> _Task objective_
Wherever a picture sits, omit it. Output the rest of the listing exactly.

> _Entries supplied_
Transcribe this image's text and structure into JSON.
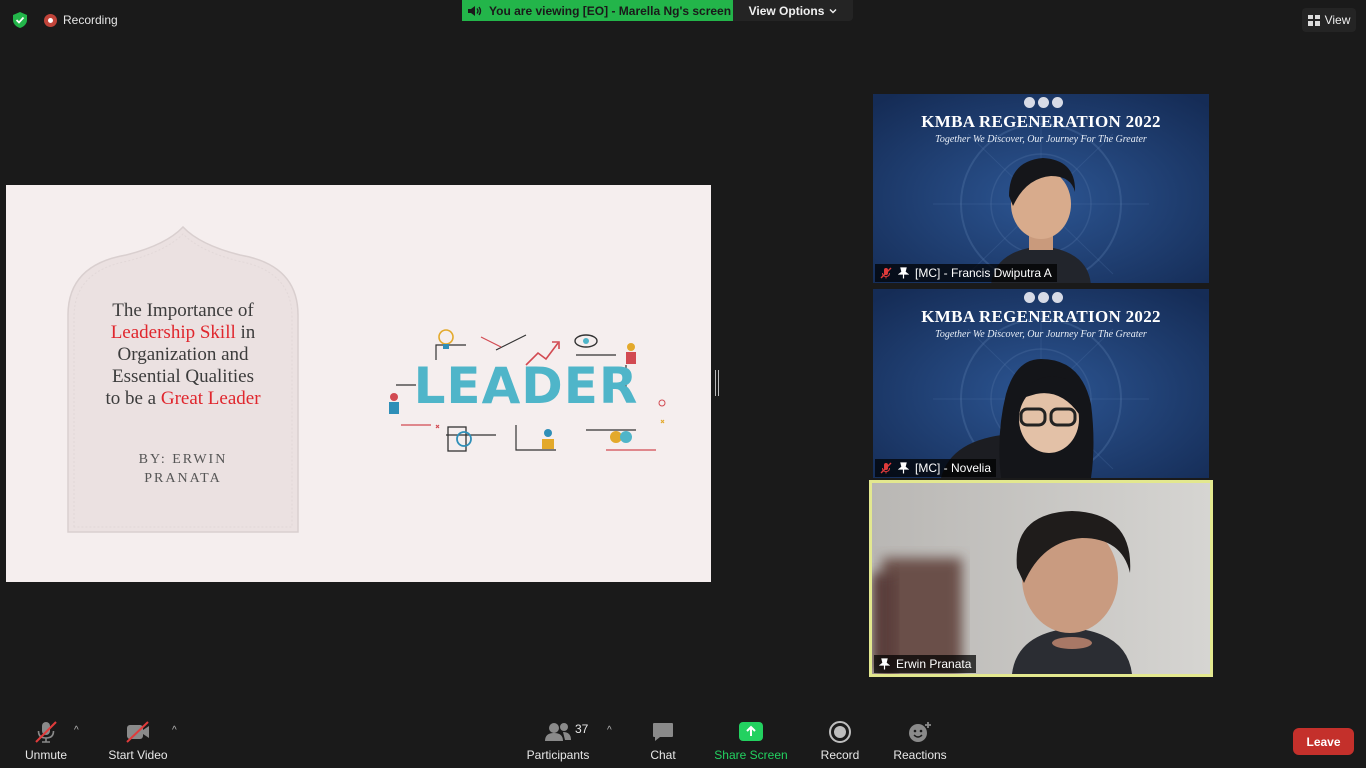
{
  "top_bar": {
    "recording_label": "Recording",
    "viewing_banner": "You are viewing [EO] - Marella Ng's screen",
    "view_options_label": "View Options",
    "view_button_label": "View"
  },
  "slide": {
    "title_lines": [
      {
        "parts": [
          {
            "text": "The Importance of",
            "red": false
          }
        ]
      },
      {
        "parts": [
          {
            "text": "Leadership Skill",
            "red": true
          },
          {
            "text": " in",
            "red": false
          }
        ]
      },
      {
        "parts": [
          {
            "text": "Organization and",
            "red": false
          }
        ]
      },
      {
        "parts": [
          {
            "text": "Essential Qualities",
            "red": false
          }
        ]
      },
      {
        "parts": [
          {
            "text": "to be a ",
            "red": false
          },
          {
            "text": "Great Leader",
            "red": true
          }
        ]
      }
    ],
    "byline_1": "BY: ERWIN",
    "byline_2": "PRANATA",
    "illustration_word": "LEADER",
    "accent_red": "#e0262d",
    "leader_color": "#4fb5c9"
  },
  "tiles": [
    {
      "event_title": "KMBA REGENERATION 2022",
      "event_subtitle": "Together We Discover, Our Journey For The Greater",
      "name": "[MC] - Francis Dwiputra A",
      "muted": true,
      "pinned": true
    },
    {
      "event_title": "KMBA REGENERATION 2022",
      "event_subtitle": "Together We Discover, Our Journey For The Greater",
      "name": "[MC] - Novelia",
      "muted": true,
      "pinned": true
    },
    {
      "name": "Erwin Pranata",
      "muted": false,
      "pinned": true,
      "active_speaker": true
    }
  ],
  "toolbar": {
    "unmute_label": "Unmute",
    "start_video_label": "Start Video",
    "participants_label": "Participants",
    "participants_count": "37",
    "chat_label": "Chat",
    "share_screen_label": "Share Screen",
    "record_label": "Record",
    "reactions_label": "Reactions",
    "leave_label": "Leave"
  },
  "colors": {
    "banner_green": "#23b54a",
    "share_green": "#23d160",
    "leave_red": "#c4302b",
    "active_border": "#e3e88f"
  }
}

> _Exercise solution_
Transcribe this image's text and structure into JSON.
{
  "top_bar": {
    "recording_label": "Recording",
    "viewing_banner": "You are viewing [EO] - Marella Ng's screen",
    "view_options_label": "View Options",
    "view_button_label": "View"
  },
  "slide": {
    "title_lines": [
      {
        "parts": [
          {
            "text": "The Importance of",
            "red": false
          }
        ]
      },
      {
        "parts": [
          {
            "text": "Leadership Skill",
            "red": true
          },
          {
            "text": " in",
            "red": false
          }
        ]
      },
      {
        "parts": [
          {
            "text": "Organization and",
            "red": false
          }
        ]
      },
      {
        "parts": [
          {
            "text": "Essential Qualities",
            "red": false
          }
        ]
      },
      {
        "parts": [
          {
            "text": "to be a ",
            "red": false
          },
          {
            "text": "Great Leader",
            "red": true
          }
        ]
      }
    ],
    "byline_1": "BY: ERWIN",
    "byline_2": "PRANATA",
    "illustration_word": "LEADER",
    "accent_red": "#e0262d",
    "leader_color": "#4fb5c9"
  },
  "tiles": [
    {
      "event_title": "KMBA REGENERATION 2022",
      "event_subtitle": "Together We Discover, Our Journey For The Greater",
      "name": "[MC] - Francis Dwiputra A",
      "muted": true,
      "pinned": true
    },
    {
      "event_title": "KMBA REGENERATION 2022",
      "event_subtitle": "Together We Discover, Our Journey For The Greater",
      "name": "[MC] - Novelia",
      "muted": true,
      "pinned": true
    },
    {
      "name": "Erwin Pranata",
      "muted": false,
      "pinned": true,
      "active_speaker": true
    }
  ],
  "toolbar": {
    "unmute_label": "Unmute",
    "start_video_label": "Start Video",
    "participants_label": "Participants",
    "participants_count": "37",
    "chat_label": "Chat",
    "share_screen_label": "Share Screen",
    "record_label": "Record",
    "reactions_label": "Reactions",
    "leave_label": "Leave"
  },
  "colors": {
    "banner_green": "#23b54a",
    "share_green": "#23d160",
    "leave_red": "#c4302b",
    "active_border": "#e3e88f"
  }
}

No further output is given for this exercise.